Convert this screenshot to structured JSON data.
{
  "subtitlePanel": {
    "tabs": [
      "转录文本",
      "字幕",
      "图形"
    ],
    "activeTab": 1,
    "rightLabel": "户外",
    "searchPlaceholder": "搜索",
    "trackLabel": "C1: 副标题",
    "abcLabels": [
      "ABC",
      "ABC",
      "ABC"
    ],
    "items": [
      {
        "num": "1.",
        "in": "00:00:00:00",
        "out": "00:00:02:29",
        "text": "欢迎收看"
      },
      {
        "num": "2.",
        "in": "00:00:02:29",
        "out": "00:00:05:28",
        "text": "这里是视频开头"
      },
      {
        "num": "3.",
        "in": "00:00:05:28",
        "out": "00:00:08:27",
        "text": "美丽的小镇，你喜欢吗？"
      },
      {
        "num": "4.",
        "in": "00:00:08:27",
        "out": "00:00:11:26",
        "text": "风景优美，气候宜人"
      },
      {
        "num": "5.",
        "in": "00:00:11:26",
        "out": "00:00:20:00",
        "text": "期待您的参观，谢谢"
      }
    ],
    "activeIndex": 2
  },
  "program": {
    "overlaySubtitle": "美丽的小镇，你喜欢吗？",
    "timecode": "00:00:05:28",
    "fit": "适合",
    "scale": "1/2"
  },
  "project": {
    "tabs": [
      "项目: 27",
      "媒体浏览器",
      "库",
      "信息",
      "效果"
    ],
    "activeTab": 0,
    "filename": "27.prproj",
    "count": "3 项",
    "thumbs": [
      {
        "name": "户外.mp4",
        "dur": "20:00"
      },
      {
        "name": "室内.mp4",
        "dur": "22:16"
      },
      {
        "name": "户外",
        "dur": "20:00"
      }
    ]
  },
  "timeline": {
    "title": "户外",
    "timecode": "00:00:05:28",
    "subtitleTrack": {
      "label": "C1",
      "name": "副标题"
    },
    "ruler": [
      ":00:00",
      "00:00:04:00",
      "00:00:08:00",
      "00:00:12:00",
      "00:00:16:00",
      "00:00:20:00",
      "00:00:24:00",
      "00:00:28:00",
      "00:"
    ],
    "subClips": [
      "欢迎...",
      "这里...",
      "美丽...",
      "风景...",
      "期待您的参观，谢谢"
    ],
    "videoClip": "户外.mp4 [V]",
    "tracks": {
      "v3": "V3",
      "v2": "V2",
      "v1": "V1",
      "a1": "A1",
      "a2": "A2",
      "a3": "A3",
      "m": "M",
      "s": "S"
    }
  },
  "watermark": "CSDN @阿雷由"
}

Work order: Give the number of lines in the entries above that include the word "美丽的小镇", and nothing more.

Response: 2